(SUPPLIED DATA)

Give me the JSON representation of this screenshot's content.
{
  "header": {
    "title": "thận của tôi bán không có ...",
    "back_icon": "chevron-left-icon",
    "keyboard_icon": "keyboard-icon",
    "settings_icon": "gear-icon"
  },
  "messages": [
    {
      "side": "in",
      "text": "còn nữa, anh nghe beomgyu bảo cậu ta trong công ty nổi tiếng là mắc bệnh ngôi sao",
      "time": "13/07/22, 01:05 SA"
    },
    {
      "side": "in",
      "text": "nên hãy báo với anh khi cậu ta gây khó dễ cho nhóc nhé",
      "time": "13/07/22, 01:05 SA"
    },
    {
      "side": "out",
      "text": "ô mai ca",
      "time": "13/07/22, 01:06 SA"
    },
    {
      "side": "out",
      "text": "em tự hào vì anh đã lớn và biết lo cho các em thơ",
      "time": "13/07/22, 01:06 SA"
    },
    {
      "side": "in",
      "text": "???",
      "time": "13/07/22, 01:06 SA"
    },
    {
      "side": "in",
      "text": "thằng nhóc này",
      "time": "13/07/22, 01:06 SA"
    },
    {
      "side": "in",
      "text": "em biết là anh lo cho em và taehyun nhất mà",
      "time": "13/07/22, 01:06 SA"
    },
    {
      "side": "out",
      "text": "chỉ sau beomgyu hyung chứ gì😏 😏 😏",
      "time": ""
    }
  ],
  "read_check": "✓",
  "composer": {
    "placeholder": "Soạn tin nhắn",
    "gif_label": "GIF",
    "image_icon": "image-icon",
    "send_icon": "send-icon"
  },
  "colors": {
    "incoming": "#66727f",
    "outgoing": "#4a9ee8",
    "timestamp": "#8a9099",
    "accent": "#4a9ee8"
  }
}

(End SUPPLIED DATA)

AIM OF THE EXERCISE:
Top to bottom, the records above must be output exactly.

ANSWER:
Give me the JSON representation of this screenshot's content.
{
  "header": {
    "title": "thận của tôi bán không có ...",
    "back_icon": "chevron-left-icon",
    "keyboard_icon": "keyboard-icon",
    "settings_icon": "gear-icon"
  },
  "messages": [
    {
      "side": "in",
      "text": "còn nữa, anh nghe beomgyu bảo cậu ta trong công ty nổi tiếng là mắc bệnh ngôi sao",
      "time": "13/07/22, 01:05 SA"
    },
    {
      "side": "in",
      "text": "nên hãy báo với anh khi cậu ta gây khó dễ cho nhóc nhé",
      "time": "13/07/22, 01:05 SA"
    },
    {
      "side": "out",
      "text": "ô mai ca",
      "time": "13/07/22, 01:06 SA"
    },
    {
      "side": "out",
      "text": "em tự hào vì anh đã lớn và biết lo cho các em thơ",
      "time": "13/07/22, 01:06 SA"
    },
    {
      "side": "in",
      "text": "???",
      "time": "13/07/22, 01:06 SA"
    },
    {
      "side": "in",
      "text": "thằng nhóc này",
      "time": "13/07/22, 01:06 SA"
    },
    {
      "side": "in",
      "text": "em biết là anh lo cho em và taehyun nhất mà",
      "time": "13/07/22, 01:06 SA"
    },
    {
      "side": "out",
      "text": "chỉ sau beomgyu hyung chứ gì😏 😏 😏",
      "time": ""
    }
  ],
  "read_check": "✓",
  "composer": {
    "placeholder": "Soạn tin nhắn",
    "gif_label": "GIF",
    "image_icon": "image-icon",
    "send_icon": "send-icon"
  },
  "colors": {
    "incoming": "#66727f",
    "outgoing": "#4a9ee8",
    "timestamp": "#8a9099",
    "accent": "#4a9ee8"
  }
}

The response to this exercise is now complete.